Dr. Christopher S. Baird

# Why don't I feel the miles of air above me that are crushing me down?

Category: Physics      Published: September 14, 2015

By: Christopher S. Baird, author of The Top 50 Science Questions with Surprising Answers and Associate Professor of Physics at West Texas A&M University

Because air is a fluid, the weight of the air is transmitted to the palm of your hand and to the back of your hand at the same time. These forces cancel so that your hand overall feels no net force. Public Domain Image, source: Christopher S. Baird.

Air does not crush you down. As a fluid, air flows around you and tries to crush you in. Fortunately, there is typically just as much pressure inside your body pressing outward as there is air pressure outside your body pushing inward. They typically cancel out, meaning that there is no overall force on you and you don't get crushed.

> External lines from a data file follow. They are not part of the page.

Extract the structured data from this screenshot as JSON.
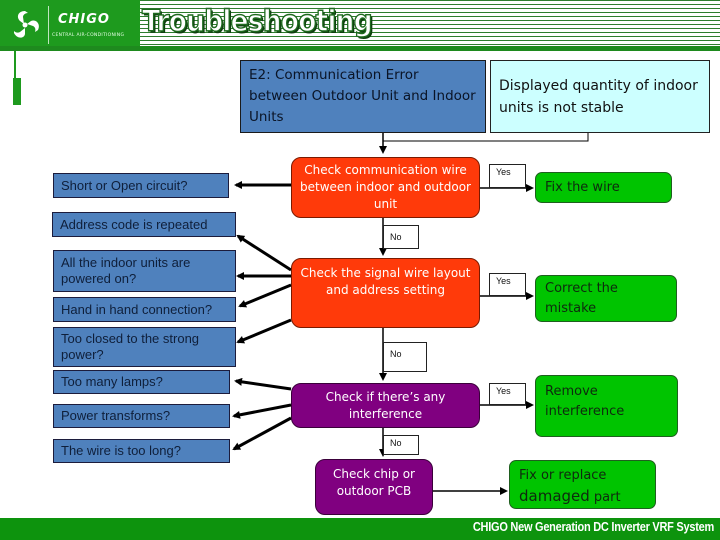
{
  "header": {
    "brand": "CHIGO",
    "brand_subtitle": "CENTRAL AIR-CONDITIONING",
    "logo_icon": "chigo-fan-logo-icon",
    "title": "Troubleshooting"
  },
  "top": {
    "error_box": "E2: Communication Error between Outdoor Unit and Indoor Units",
    "symptom_box": "Displayed quantity of indoor units is not stable"
  },
  "checks": [
    {
      "label": "Check communication wire between indoor and outdoor unit",
      "color": "#ff3a0a"
    },
    {
      "label": "Check the signal wire layout and address setting",
      "color": "#ff3a0a"
    },
    {
      "label": "Check if there’s any interference",
      "color": "#800080"
    },
    {
      "label": "Check chip or outdoor PCB",
      "color": "#800080"
    }
  ],
  "branch_labels": {
    "yes": "Yes",
    "no": "No"
  },
  "fixes": [
    {
      "label": "Fix the wire"
    },
    {
      "label": "Correct  the mistake"
    },
    {
      "label": "Remove interference"
    },
    {
      "label_line1": "Fix or replace",
      "label_line2a": "damaged",
      "label_line2b": " part"
    }
  ],
  "causes": [
    "Short or Open circuit?",
    "Address code is repeated",
    "All the indoor units are powered on?",
    "Hand in hand connection?",
    "Too closed to the strong power?",
    "Too many lamps?",
    "Power transforms?",
    "The wire is too long?"
  ],
  "colors": {
    "brand_green": "#1e9a1e",
    "cause_blue": "#4f81bd",
    "symptom_cyan": "#ccffff",
    "check_red": "#ff3a0a",
    "check_purple": "#800080",
    "fix_green": "#00c400"
  },
  "footer": {
    "text": "CHIGO New Generation DC Inverter VRF System"
  }
}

Even when the internal and external pressure don't exactly cancel each other out, your skin, muscles, and other tissues are usually strong enough and flexible enough to not be damaged by the force.

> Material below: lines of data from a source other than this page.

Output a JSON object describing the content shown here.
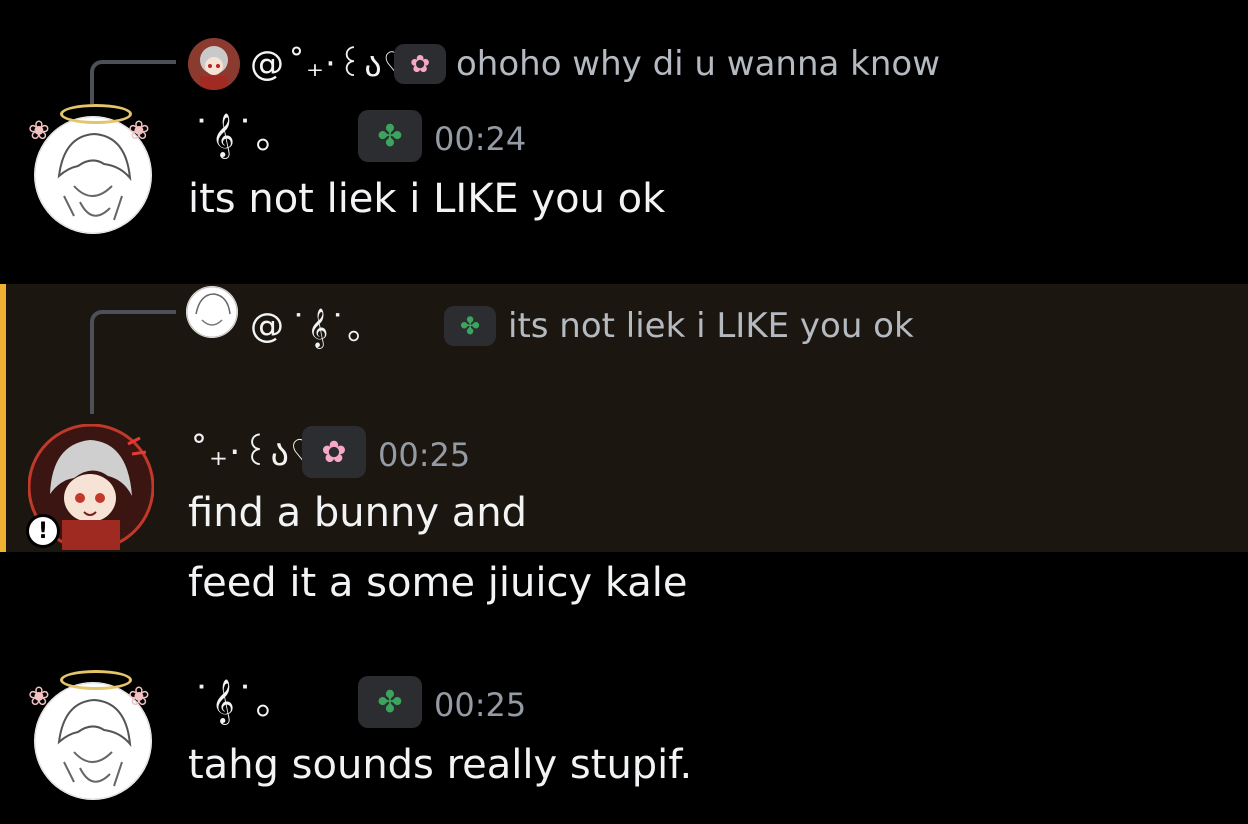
{
  "messages": [
    {
      "reply": {
        "at": "@",
        "name": "˚₊‧꒰ა♡",
        "text": "ohoho why di u wanna know"
      },
      "author": "˙𝄞˙。",
      "time": "00:24",
      "lines": [
        "its not liek i LIKE you ok"
      ]
    },
    {
      "highlighted": true,
      "reply": {
        "at": "@",
        "name": "˙𝄞˙。",
        "text": "its not liek i LIKE you ok"
      },
      "author": "˚₊‧꒰ა♡",
      "time": "00:25",
      "lines": [
        "find a bunny and",
        "feed it a some jiuicy kale"
      ]
    },
    {
      "author": "˙𝄞˙。",
      "time": "00:25",
      "lines": [
        "tahg sounds really stupif."
      ]
    }
  ],
  "icons": {
    "clover": "clover-icon",
    "sakura": "sakura-icon",
    "halo": "halo-icon",
    "alert": "alert-icon"
  },
  "colors": {
    "background": "#000000",
    "highlight_bg": "#1b1710",
    "highlight_bar": "#f0b232",
    "text": "#f2f3f5",
    "muted": "#949ba4",
    "tag_bg": "#2b2d31"
  }
}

Stand outside in a field and look straight up. You are looking at a one-hundred kilometer column of air that is being pulled down toward you by gravity. Although air is very tenuous compared to other materials, it is indeed composed of atoms and indeed has mass. As such, air is pulled down by gravity just like everything else that has mass. A handful of air may not have much mass, but one hundred kilometers of air is a different story. If you draw a one-meter by one-meter square on the ground (which is about the footprint of fridge), then all of the air directly over that square has a total mass of about ten thousand kilograms. Because of earth's gravity, this mass pushes down on the square meter with a force of about twenty thousand pounds, which is the same as the weight of an empty school bus. In other words, if you placed an empty school bus on a square meter pedestal (to focus the force to the right area), the patch of ground under the pedestal would be experiencing just as much weight from the bus as it normally does from air.